The expected answer is the data below, printed verbatim without its pictures.

--- Data extracts Enclosed Below ---

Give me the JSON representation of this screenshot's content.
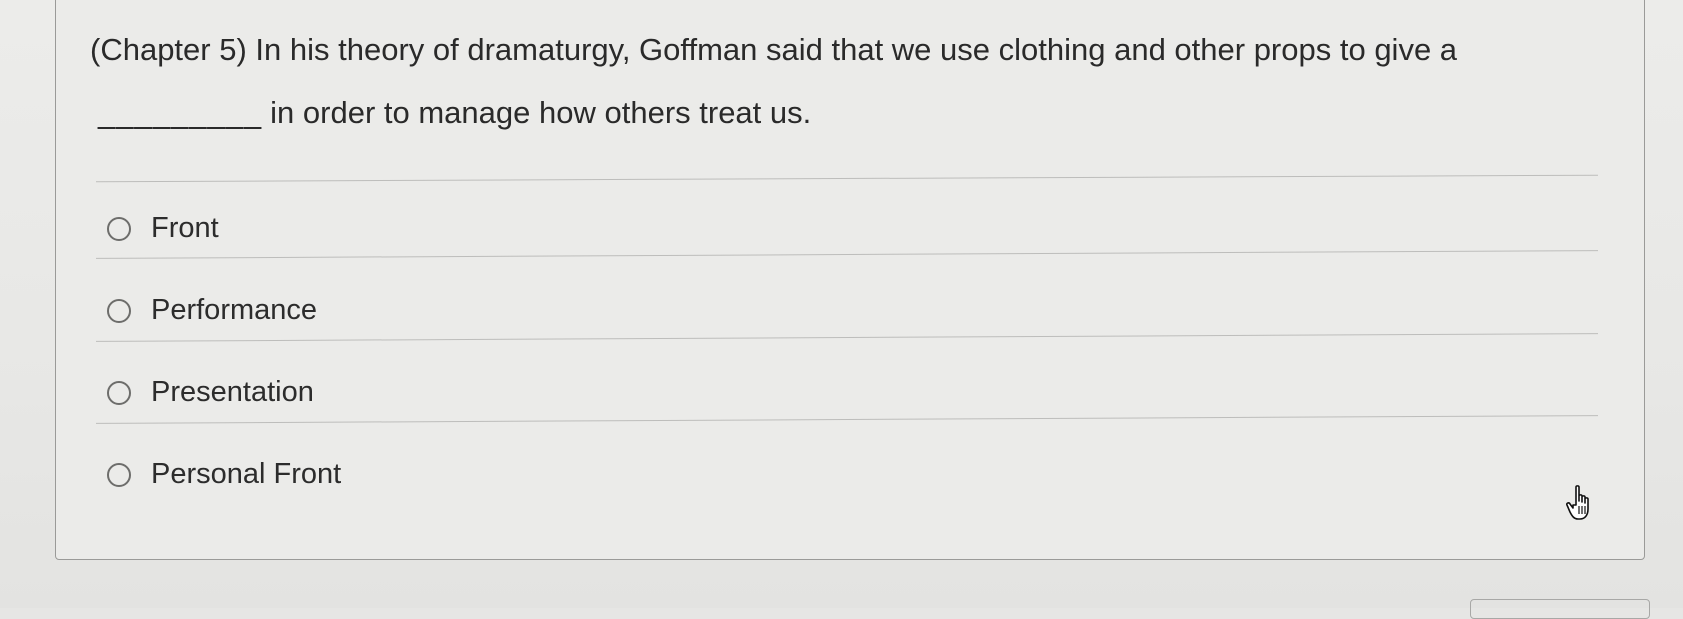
{
  "question": {
    "prefix": "(Chapter 5) In his theory of dramaturgy, Goffman said that we use clothing and other props to give a",
    "blank": "_________",
    "suffix": "in order to manage how others treat us."
  },
  "options": [
    {
      "label": "Front",
      "selected": false
    },
    {
      "label": "Performance",
      "selected": false
    },
    {
      "label": "Presentation",
      "selected": false
    },
    {
      "label": "Personal Front",
      "selected": false
    }
  ],
  "icons": {
    "cursor": "hand-pointer-icon",
    "radio": "radio-button-icon"
  }
}
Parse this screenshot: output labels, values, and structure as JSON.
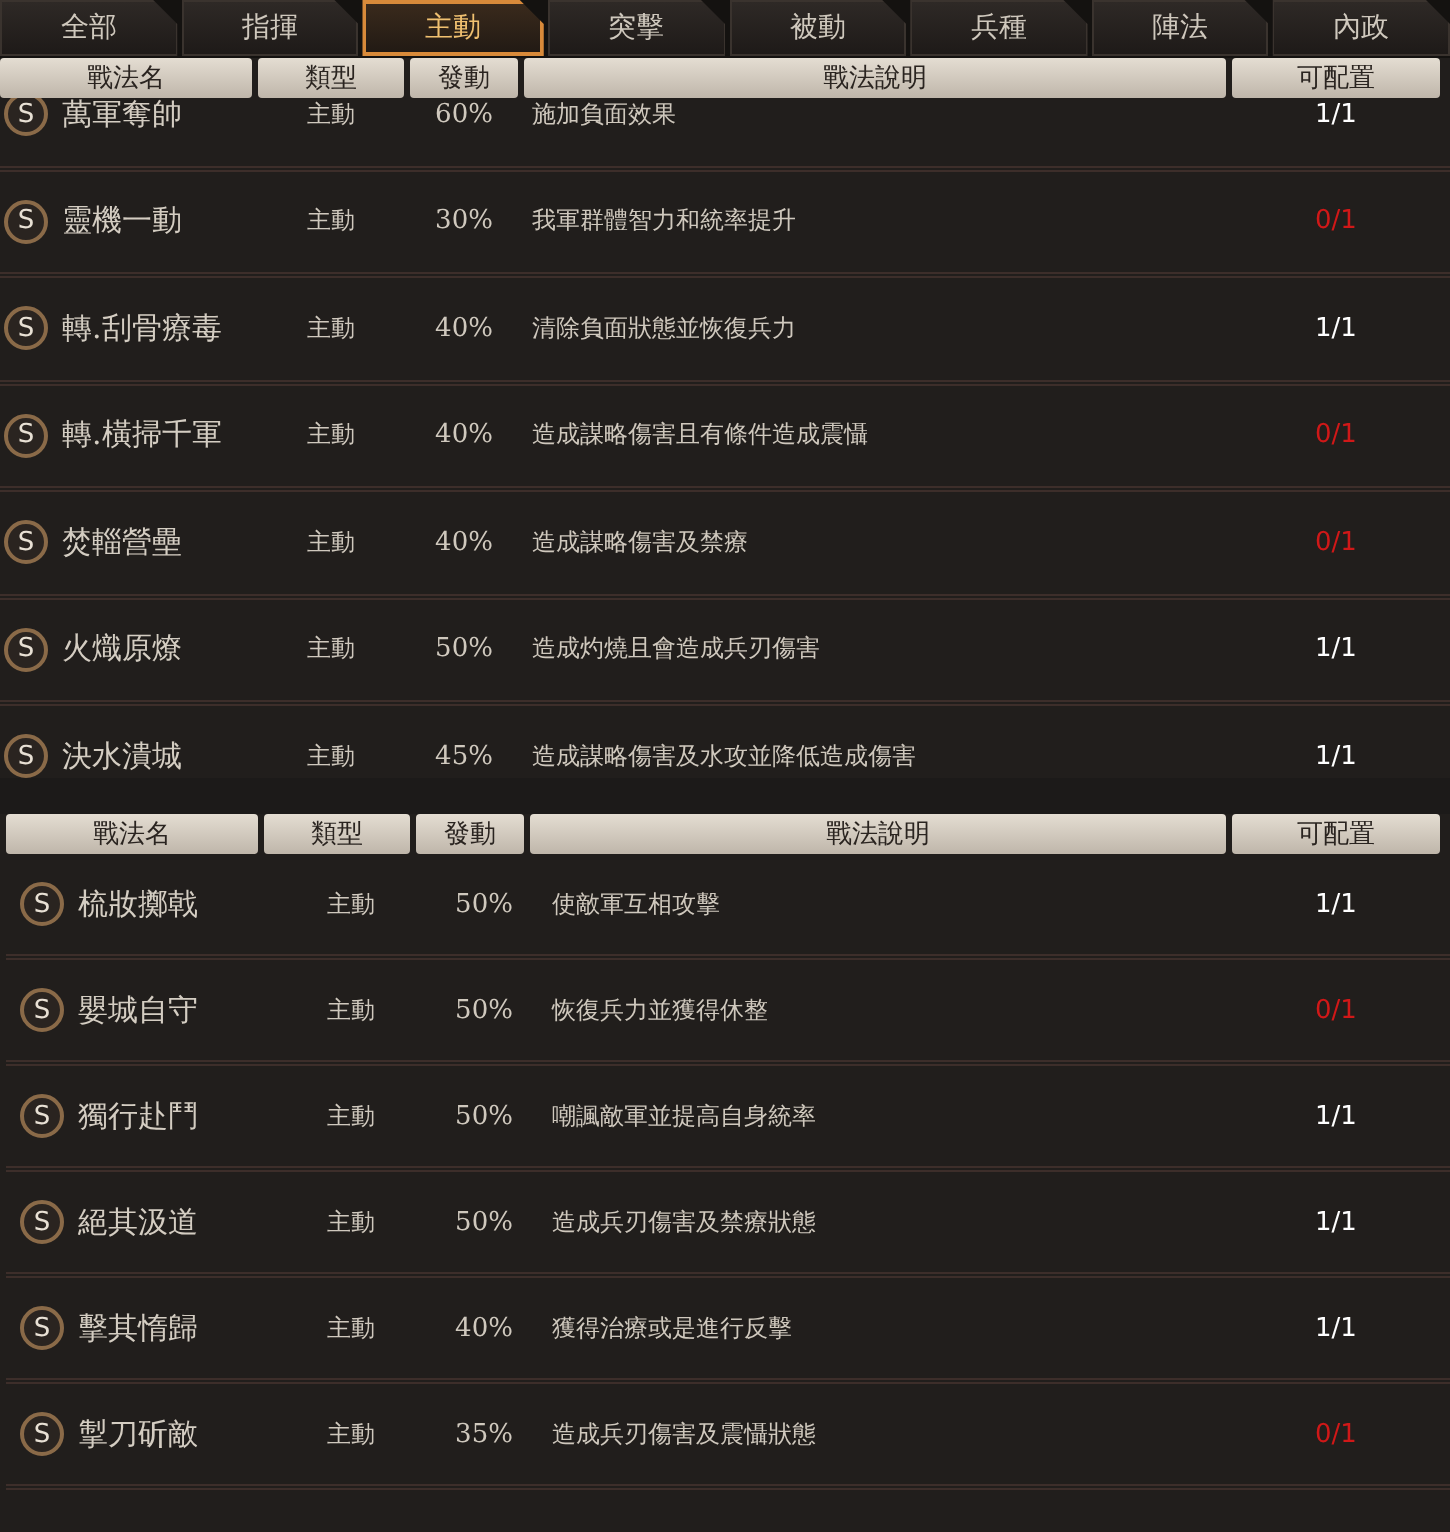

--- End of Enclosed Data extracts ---

*Completed exercise*
Give me the JSON representation of this screenshot's content.
{
  "question": {
    "prefix": "(Chapter 5) In his theory of dramaturgy, Goffman said that we use clothing and other props to give a",
    "blank": "_________",
    "suffix": "in order to manage how others treat us."
  },
  "options": [
    {
      "label": "Front",
      "selected": false
    },
    {
      "label": "Performance",
      "selected": false
    },
    {
      "label": "Presentation",
      "selected": false
    },
    {
      "label": "Personal Front",
      "selected": false
    }
  ],
  "icons": {
    "cursor": "hand-pointer-icon",
    "radio": "radio-button-icon"
  }
}
Parse this screenshot: output labels, values, and structure as JSON.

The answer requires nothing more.